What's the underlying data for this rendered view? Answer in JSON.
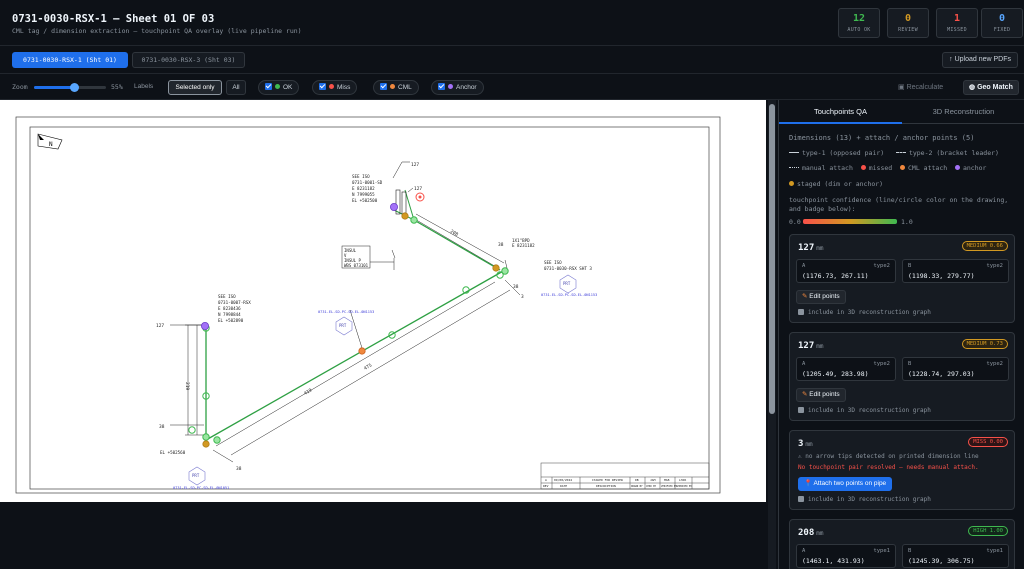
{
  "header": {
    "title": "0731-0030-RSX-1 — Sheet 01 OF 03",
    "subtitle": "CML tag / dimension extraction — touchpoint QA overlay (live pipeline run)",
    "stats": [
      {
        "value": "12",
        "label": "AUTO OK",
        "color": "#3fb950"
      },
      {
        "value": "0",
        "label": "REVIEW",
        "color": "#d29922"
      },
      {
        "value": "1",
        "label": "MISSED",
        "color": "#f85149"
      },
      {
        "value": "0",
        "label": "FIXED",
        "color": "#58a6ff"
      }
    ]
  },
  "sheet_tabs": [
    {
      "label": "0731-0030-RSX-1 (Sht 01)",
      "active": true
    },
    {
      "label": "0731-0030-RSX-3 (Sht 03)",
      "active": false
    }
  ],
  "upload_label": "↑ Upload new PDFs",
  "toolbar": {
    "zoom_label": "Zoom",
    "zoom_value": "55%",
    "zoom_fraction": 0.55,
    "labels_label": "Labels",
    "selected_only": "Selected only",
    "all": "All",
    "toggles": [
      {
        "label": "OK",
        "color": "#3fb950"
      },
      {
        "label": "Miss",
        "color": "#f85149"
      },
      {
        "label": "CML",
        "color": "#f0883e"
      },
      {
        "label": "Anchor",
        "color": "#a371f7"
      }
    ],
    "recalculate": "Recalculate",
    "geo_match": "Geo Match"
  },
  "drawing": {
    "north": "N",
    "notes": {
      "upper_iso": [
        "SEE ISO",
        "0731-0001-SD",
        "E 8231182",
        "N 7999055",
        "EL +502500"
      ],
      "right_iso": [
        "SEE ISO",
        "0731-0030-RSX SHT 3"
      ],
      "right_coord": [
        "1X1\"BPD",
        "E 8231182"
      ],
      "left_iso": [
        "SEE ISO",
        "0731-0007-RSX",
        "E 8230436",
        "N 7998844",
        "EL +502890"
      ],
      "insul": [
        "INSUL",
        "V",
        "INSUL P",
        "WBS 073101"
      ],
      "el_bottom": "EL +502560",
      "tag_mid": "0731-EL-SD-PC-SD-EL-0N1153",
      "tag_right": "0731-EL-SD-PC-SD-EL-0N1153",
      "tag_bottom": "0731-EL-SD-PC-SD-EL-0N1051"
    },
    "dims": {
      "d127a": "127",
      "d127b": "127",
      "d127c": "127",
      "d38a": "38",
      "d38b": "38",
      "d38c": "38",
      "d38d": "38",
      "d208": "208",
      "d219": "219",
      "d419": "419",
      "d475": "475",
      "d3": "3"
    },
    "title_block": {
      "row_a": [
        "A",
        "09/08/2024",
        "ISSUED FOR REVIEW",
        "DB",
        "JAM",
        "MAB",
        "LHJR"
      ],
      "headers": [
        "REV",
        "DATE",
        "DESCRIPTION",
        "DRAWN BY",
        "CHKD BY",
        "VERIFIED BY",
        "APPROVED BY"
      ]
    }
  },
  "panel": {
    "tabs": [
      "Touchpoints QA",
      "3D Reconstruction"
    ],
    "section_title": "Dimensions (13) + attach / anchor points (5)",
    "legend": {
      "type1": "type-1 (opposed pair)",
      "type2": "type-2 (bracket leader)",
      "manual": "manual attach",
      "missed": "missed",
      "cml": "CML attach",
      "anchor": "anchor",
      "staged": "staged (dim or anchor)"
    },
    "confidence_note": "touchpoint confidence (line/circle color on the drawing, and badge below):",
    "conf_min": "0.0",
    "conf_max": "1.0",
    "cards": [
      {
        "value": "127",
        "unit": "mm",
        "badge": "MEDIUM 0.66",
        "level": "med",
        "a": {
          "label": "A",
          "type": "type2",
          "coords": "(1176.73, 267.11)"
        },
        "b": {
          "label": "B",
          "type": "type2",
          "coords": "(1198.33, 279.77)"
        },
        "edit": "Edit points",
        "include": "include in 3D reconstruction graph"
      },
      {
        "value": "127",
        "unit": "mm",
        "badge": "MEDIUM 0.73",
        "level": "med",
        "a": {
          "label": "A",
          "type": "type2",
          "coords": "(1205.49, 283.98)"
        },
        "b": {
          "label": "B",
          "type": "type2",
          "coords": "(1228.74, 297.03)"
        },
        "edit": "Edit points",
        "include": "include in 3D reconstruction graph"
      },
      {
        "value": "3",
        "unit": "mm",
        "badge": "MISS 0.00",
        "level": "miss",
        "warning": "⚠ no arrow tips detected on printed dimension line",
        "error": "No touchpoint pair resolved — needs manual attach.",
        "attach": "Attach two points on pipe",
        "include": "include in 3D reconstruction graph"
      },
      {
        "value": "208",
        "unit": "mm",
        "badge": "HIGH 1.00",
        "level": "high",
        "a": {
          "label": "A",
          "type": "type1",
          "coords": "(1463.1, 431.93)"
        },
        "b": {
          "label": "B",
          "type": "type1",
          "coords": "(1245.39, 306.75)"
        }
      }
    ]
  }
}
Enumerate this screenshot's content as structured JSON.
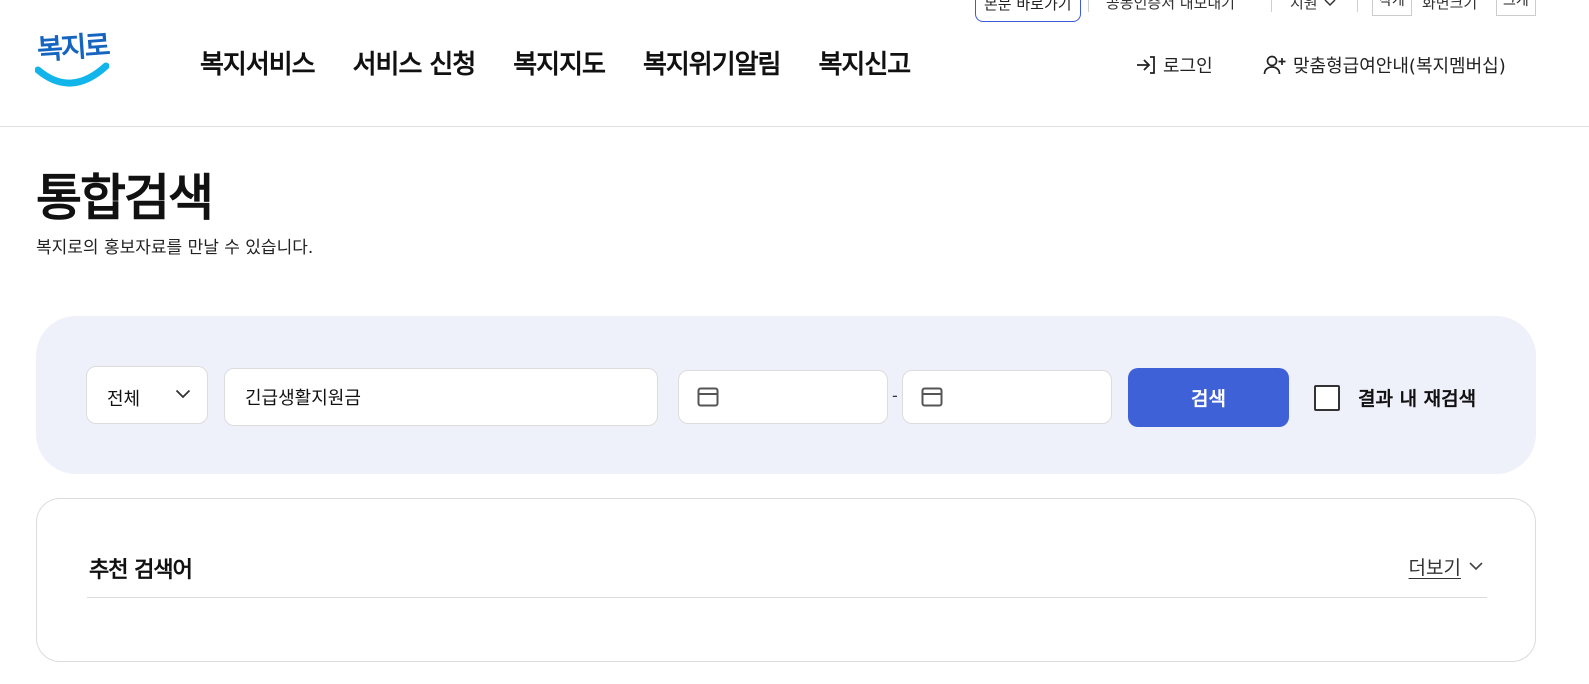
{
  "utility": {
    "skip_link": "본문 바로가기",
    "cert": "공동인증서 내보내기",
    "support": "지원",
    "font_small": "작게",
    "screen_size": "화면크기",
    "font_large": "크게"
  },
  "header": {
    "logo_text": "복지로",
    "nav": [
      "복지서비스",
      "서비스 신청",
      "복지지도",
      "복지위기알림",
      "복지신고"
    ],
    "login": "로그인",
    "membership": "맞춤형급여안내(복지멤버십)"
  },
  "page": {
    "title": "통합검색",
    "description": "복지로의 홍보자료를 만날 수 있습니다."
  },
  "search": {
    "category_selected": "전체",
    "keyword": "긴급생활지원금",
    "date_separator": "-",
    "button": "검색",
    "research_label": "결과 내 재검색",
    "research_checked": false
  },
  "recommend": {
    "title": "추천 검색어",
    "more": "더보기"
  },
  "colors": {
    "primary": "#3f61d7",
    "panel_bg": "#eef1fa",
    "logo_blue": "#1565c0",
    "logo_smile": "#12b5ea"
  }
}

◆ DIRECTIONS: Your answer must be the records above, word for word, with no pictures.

◆ RESPONSE FOR THIS EXERCISE:
What's the underlying data for this rendered view? Answer in JSON.
{
  "header": {
    "title": "0731-0030-RSX-1 — Sheet 01 OF 03",
    "subtitle": "CML tag / dimension extraction — touchpoint QA overlay (live pipeline run)",
    "stats": [
      {
        "value": "12",
        "label": "AUTO OK",
        "color": "#3fb950"
      },
      {
        "value": "0",
        "label": "REVIEW",
        "color": "#d29922"
      },
      {
        "value": "1",
        "label": "MISSED",
        "color": "#f85149"
      },
      {
        "value": "0",
        "label": "FIXED",
        "color": "#58a6ff"
      }
    ]
  },
  "sheet_tabs": [
    {
      "label": "0731-0030-RSX-1 (Sht 01)",
      "active": true
    },
    {
      "label": "0731-0030-RSX-3 (Sht 03)",
      "active": false
    }
  ],
  "upload_label": "↑ Upload new PDFs",
  "toolbar": {
    "zoom_label": "Zoom",
    "zoom_value": "55%",
    "zoom_fraction": 0.55,
    "labels_label": "Labels",
    "selected_only": "Selected only",
    "all": "All",
    "toggles": [
      {
        "label": "OK",
        "color": "#3fb950"
      },
      {
        "label": "Miss",
        "color": "#f85149"
      },
      {
        "label": "CML",
        "color": "#f0883e"
      },
      {
        "label": "Anchor",
        "color": "#a371f7"
      }
    ],
    "recalculate": "Recalculate",
    "geo_match": "Geo Match"
  },
  "drawing": {
    "north": "N",
    "notes": {
      "upper_iso": [
        "SEE ISO",
        "0731-0001-SD",
        "E 8231182",
        "N 7999055",
        "EL +502500"
      ],
      "right_iso": [
        "SEE ISO",
        "0731-0030-RSX SHT 3"
      ],
      "right_coord": [
        "1X1\"BPD",
        "E 8231182"
      ],
      "left_iso": [
        "SEE ISO",
        "0731-0007-RSX",
        "E 8230436",
        "N 7998844",
        "EL +502890"
      ],
      "insul": [
        "INSUL",
        "V",
        "INSUL P",
        "WBS 073101"
      ],
      "el_bottom": "EL +502560",
      "tag_mid": "0731-EL-SD-PC-SD-EL-0N1153",
      "tag_right": "0731-EL-SD-PC-SD-EL-0N1153",
      "tag_bottom": "0731-EL-SD-PC-SD-EL-0N1051"
    },
    "dims": {
      "d127a": "127",
      "d127b": "127",
      "d127c": "127",
      "d38a": "38",
      "d38b": "38",
      "d38c": "38",
      "d38d": "38",
      "d208": "208",
      "d219": "219",
      "d419": "419",
      "d475": "475",
      "d3": "3"
    },
    "title_block": {
      "row_a": [
        "A",
        "09/08/2024",
        "ISSUED FOR REVIEW",
        "DB",
        "JAM",
        "MAB",
        "LHJR"
      ],
      "headers": [
        "REV",
        "DATE",
        "DESCRIPTION",
        "DRAWN BY",
        "CHKD BY",
        "VERIFIED BY",
        "APPROVED BY"
      ]
    }
  },
  "panel": {
    "tabs": [
      "Touchpoints QA",
      "3D Reconstruction"
    ],
    "section_title": "Dimensions (13) + attach / anchor points (5)",
    "legend": {
      "type1": "type-1 (opposed pair)",
      "type2": "type-2 (bracket leader)",
      "manual": "manual attach",
      "missed": "missed",
      "cml": "CML attach",
      "anchor": "anchor",
      "staged": "staged (dim or anchor)"
    },
    "confidence_note": "touchpoint confidence (line/circle color on the drawing, and badge below):",
    "conf_min": "0.0",
    "conf_max": "1.0",
    "cards": [
      {
        "value": "127",
        "unit": "mm",
        "badge": "MEDIUM 0.66",
        "level": "med",
        "a": {
          "label": "A",
          "type": "type2",
          "coords": "(1176.73, 267.11)"
        },
        "b": {
          "label": "B",
          "type": "type2",
          "coords": "(1198.33, 279.77)"
        },
        "edit": "Edit points",
        "include": "include in 3D reconstruction graph"
      },
      {
        "value": "127",
        "unit": "mm",
        "badge": "MEDIUM 0.73",
        "level": "med",
        "a": {
          "label": "A",
          "type": "type2",
          "coords": "(1205.49, 283.98)"
        },
        "b": {
          "label": "B",
          "type": "type2",
          "coords": "(1228.74, 297.03)"
        },
        "edit": "Edit points",
        "include": "include in 3D reconstruction graph"
      },
      {
        "value": "3",
        "unit": "mm",
        "badge": "MISS 0.00",
        "level": "miss",
        "warning": "⚠ no arrow tips detected on printed dimension line",
        "error": "No touchpoint pair resolved — needs manual attach.",
        "attach": "Attach two points on pipe",
        "include": "include in 3D reconstruction graph"
      },
      {
        "value": "208",
        "unit": "mm",
        "badge": "HIGH 1.00",
        "level": "high",
        "a": {
          "label": "A",
          "type": "type1",
          "coords": "(1463.1, 431.93)"
        },
        "b": {
          "label": "B",
          "type": "type1",
          "coords": "(1245.39, 306.75)"
        }
      }
    ]
  }
}
Enumerate this screenshot's content as structured JSON.
{
  "utility": {
    "skip_link": "본문 바로가기",
    "cert": "공동인증서 내보내기",
    "support": "지원",
    "font_small": "작게",
    "screen_size": "화면크기",
    "font_large": "크게"
  },
  "header": {
    "logo_text": "복지로",
    "nav": [
      "복지서비스",
      "서비스 신청",
      "복지지도",
      "복지위기알림",
      "복지신고"
    ],
    "login": "로그인",
    "membership": "맞춤형급여안내(복지멤버십)"
  },
  "page": {
    "title": "통합검색",
    "description": "복지로의 홍보자료를 만날 수 있습니다."
  },
  "search": {
    "category_selected": "전체",
    "keyword": "긴급생활지원금",
    "date_separator": "-",
    "button": "검색",
    "research_label": "결과 내 재검색",
    "research_checked": false
  },
  "recommend": {
    "title": "추천 검색어",
    "more": "더보기"
  },
  "colors": {
    "primary": "#3f61d7",
    "panel_bg": "#eef1fa",
    "logo_blue": "#1565c0",
    "logo_smile": "#12b5ea"
  }
}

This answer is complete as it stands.